Introducing The Landside Access Modernization Project
LAX is undergoing a major overhaul, which could mean big opportunities for small, local and minority-owned businesses. The City’s Contractor Development and Bonding Program is providing LAWA with support in the development of its small local business engagement policies for The Landside Access Modernization Project (LAMP) and will provide technical assistance and support to small local contractors throughout the project.
LAMP was announced in December 2014. The $5 billion construction project, which aims to modernize road and rail access around the airport, is one of the largest construction projects in city history. It is expected to begin in the third quarter of 2017 and finish by 2023.
LAX is the busiest origin and destination airport in the world, with 75 million passengers passing through each year, a fact that has created a great deal of traffic congestion — and frustration — for many people. To remedy this problem, LAMP will include an elevated 2.25-mile automated “people mover” with a capacity of 6,000 passengers per hour and six stations where people are expected to wait no more than three minutes for a train; connections to the Metro; two intermodal transportation facilities with parking lots where airline passengers can disembark trains and buses and check in to their flights; and a consolidated car rental facility.
Officials estimate that with these improvements, traffic in the Central Terminal Area is expected to decline by 40 percent because car rental, hotel and other shuttles will use the car rental facility and intermodal hubs rather than clog the LAX loop road that connects airline terminals.
LAMP represents a big potential opportunity for small, local and minority-owned businesses.

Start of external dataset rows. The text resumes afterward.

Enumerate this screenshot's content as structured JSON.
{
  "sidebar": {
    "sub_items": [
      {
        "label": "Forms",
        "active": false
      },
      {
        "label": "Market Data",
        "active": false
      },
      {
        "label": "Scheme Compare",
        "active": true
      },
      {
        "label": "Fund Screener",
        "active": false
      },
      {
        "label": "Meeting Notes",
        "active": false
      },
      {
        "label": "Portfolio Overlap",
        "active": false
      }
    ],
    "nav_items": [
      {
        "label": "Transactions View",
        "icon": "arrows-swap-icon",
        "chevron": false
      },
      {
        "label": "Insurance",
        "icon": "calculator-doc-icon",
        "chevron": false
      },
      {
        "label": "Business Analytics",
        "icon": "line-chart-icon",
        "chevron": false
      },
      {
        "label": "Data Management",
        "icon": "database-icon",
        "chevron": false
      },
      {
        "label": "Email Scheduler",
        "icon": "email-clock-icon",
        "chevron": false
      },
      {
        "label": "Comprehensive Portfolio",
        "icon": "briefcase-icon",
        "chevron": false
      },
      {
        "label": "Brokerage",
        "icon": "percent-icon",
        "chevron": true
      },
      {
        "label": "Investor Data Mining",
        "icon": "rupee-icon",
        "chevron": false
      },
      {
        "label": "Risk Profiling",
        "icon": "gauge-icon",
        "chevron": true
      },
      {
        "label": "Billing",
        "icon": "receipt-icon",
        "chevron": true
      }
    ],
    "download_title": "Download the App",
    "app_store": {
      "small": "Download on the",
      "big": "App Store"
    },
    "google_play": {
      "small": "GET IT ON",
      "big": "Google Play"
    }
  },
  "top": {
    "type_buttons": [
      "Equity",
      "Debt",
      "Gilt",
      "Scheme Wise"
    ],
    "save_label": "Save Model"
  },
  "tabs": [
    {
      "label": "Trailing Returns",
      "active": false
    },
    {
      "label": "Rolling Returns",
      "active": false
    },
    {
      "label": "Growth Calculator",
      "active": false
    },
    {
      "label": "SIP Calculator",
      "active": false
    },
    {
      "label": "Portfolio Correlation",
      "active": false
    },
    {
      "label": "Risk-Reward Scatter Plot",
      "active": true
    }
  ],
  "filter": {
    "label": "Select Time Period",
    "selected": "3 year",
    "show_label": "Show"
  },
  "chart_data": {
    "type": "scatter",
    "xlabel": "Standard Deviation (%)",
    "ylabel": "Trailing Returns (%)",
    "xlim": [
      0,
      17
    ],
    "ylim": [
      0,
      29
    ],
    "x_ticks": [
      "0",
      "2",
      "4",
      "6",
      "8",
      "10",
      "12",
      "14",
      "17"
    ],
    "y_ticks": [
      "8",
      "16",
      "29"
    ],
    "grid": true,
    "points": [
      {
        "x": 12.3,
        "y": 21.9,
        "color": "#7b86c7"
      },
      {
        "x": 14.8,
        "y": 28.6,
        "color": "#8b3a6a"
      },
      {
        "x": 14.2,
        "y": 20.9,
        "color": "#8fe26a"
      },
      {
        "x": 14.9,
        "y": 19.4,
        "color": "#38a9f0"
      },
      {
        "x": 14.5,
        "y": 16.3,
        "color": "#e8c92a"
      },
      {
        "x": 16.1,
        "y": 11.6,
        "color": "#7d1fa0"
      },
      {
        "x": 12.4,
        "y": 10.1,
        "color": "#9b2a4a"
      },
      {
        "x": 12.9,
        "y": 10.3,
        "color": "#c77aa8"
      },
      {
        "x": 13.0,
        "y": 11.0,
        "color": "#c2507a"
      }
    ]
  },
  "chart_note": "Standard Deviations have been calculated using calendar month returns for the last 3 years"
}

According to Deborah Flint, CEO of Los Angeles World Airports, these businesses will have a “special and unique opportunity to get meaningful participation” in a project of this size, scope and duration.
About $50 million already has been spent on the LAMP project, while airlines are collectively investing $1 billion in the airport’s dilapidated terminals, many of which haven’t been touched in about three decades.
For more information on the project, please visit here.